* WHAT IS BEING ASKED: Nothing but the data, repeated exactly, belongs in the answer.

Dataset entries:
Start of Block

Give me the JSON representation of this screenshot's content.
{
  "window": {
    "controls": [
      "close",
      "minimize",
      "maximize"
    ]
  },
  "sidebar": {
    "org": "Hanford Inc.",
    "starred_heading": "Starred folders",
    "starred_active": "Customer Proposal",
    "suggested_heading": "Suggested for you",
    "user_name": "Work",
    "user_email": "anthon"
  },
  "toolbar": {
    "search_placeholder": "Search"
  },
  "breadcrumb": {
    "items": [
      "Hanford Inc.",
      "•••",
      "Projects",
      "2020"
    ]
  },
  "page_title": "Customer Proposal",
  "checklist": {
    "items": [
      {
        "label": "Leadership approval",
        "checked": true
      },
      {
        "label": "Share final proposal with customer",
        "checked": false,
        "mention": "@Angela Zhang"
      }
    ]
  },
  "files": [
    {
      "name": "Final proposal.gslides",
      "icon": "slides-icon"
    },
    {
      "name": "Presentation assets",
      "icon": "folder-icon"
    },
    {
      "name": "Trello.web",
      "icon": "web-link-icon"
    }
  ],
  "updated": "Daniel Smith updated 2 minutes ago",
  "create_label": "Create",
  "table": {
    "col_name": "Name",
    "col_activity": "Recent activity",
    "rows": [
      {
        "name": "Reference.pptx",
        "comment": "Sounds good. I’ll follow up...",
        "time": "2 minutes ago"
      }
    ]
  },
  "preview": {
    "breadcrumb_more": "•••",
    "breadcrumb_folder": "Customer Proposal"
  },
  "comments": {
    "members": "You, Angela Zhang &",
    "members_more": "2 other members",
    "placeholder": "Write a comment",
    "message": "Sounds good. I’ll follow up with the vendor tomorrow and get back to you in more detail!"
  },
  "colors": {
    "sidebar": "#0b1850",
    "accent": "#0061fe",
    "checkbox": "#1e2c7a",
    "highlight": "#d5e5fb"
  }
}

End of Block

* ANSWER TO THIS PROBLEM:
Give me the JSON representation of this screenshot's content.
{
  "window": {
    "controls": [
      "close",
      "minimize",
      "maximize"
    ]
  },
  "sidebar": {
    "org": "Hanford Inc.",
    "starred_heading": "Starred folders",
    "starred_active": "Customer Proposal",
    "suggested_heading": "Suggested for you",
    "user_name": "Work",
    "user_email": "anthon"
  },
  "toolbar": {
    "search_placeholder": "Search"
  },
  "breadcrumb": {
    "items": [
      "Hanford Inc.",
      "•••",
      "Projects",
      "2020"
    ]
  },
  "page_title": "Customer Proposal",
  "checklist": {
    "items": [
      {
        "label": "Leadership approval",
        "checked": true
      },
      {
        "label": "Share final proposal with customer",
        "checked": false,
        "mention": "@Angela Zhang"
      }
    ]
  },
  "files": [
    {
      "name": "Final proposal.gslides",
      "icon": "slides-icon"
    },
    {
      "name": "Presentation assets",
      "icon": "folder-icon"
    },
    {
      "name": "Trello.web",
      "icon": "web-link-icon"
    }
  ],
  "updated": "Daniel Smith updated 2 minutes ago",
  "create_label": "Create",
  "table": {
    "col_name": "Name",
    "col_activity": "Recent activity",
    "rows": [
      {
        "name": "Reference.pptx",
        "comment": "Sounds good. I’ll follow up...",
        "time": "2 minutes ago"
      }
    ]
  },
  "preview": {
    "breadcrumb_more": "•••",
    "breadcrumb_folder": "Customer Proposal"
  },
  "comments": {
    "members": "You, Angela Zhang &",
    "members_more": "2 other members",
    "placeholder": "Write a comment",
    "message": "Sounds good. I’ll follow up with the vendor tomorrow and get back to you in more detail!"
  },
  "colors": {
    "sidebar": "#0b1850",
    "accent": "#0061fe",
    "checkbox": "#1e2c7a",
    "highlight": "#d5e5fb"
  }
}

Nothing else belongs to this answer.